What does the election manifesto of the Indian National Congress say about China in national security terms?
Originally published as Jabin T. Jacob, ‘Insights on a Triangular Relationship’, The Book Review, Vol. XLI, No. 12, December 2017, 12-13. Amitav Acharya. East of India, South of China: Indian Encounters in Southeast Asia (New Delhi: Oxford University Press, 2017). Karen Stoll Farrell and Sumit Ganguly (eds) Heading East: Security, Trade, and Environment between IndiaContinue reading “Book Review: India-Southeast Asia-China Triangular Dynamics”
The basic principle of standing up to China’s bullying behaviour must be clear and unadulterated coming from India. In the long run only this will prevent more such incidents as Doklam.

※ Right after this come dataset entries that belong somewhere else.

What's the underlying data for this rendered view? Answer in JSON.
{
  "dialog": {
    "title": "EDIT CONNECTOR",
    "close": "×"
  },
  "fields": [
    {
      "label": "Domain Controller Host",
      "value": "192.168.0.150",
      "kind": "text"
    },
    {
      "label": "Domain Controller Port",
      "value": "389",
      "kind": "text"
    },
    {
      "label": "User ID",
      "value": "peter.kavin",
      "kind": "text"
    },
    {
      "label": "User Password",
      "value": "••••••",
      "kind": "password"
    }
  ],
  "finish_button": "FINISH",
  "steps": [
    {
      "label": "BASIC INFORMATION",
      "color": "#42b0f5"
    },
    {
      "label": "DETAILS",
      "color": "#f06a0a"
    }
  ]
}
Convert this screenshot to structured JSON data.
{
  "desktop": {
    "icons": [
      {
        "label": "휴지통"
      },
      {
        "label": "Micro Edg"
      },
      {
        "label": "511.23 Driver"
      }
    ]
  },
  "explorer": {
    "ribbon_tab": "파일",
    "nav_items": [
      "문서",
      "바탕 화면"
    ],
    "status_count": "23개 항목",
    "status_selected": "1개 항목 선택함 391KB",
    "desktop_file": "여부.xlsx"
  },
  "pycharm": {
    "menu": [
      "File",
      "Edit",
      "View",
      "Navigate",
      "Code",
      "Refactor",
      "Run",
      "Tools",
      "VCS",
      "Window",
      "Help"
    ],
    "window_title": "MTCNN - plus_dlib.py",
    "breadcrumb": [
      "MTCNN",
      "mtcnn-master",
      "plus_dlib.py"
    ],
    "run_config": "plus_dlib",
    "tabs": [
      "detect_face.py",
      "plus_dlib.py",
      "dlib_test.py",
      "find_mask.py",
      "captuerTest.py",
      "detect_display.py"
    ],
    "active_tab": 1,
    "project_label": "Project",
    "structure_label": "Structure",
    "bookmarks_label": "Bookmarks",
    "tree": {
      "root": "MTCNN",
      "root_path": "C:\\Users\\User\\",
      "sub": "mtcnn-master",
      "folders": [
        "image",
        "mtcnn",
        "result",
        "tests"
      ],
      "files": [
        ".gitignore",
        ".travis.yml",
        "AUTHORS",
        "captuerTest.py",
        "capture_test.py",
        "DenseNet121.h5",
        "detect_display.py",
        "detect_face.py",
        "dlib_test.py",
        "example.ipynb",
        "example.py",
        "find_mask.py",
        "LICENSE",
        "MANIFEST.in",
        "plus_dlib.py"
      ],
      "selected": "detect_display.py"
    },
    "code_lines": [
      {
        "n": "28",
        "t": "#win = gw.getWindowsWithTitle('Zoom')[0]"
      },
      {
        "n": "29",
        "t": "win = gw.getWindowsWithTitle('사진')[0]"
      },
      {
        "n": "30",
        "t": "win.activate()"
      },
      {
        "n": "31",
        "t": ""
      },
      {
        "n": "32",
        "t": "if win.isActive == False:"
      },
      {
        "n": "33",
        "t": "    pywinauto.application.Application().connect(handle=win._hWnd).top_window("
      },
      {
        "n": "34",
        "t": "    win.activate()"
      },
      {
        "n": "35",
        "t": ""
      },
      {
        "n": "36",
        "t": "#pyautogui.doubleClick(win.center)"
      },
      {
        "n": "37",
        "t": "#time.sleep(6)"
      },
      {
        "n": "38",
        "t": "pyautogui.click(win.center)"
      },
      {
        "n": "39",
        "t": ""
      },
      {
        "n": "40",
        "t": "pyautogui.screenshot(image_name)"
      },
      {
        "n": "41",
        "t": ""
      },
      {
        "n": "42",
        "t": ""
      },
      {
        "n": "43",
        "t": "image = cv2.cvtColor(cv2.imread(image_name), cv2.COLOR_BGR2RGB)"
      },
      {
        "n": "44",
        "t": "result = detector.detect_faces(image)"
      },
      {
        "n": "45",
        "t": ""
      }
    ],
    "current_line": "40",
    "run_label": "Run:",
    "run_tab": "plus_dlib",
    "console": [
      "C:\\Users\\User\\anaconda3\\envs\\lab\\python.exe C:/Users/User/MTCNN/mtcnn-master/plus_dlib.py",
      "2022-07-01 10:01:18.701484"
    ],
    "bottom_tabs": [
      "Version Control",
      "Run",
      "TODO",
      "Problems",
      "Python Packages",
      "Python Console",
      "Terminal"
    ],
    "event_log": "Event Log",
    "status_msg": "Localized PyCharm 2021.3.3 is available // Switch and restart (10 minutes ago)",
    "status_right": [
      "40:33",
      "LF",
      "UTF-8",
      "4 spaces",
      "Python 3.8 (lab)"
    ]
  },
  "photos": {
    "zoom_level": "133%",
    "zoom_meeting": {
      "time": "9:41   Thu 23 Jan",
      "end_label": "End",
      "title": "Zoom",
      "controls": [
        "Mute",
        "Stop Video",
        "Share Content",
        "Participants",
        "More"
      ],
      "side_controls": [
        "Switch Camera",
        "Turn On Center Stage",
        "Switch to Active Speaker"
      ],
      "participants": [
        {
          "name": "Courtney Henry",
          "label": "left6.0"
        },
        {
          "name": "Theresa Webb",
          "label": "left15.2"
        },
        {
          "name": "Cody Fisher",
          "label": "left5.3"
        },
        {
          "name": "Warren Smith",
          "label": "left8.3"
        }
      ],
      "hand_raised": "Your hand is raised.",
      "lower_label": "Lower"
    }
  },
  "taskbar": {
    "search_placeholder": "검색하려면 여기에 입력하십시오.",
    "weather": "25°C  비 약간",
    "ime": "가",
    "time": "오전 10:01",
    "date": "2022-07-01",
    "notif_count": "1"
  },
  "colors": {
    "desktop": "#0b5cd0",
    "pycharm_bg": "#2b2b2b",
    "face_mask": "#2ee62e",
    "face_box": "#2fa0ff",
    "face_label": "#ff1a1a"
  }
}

India can expect LAC incursions by China to continue, even pick up pace, and to display a qualitatively different nature in the coming months and years.
There is no real Tibet card for New Delhi to play and India ignores its own Buddhists while supporting the Dalai Lama.
The Chinese have learnt that a country’s foreign and security policies abroad are only as good as the strength of its structures and systems at home
Review of Shiv Kunal Verma’s ‘1962: The War That Wasn’t’
Review of Shishir Gupta’s ‘The Himalayan Face-Off: Chinese Assertion and the Indian Riposte’
What is the content of Indian thinking on China? Who is it in India that thinks about China or is affected by China? And finally, how does thinking on China manifest itself in a strategic policy framework?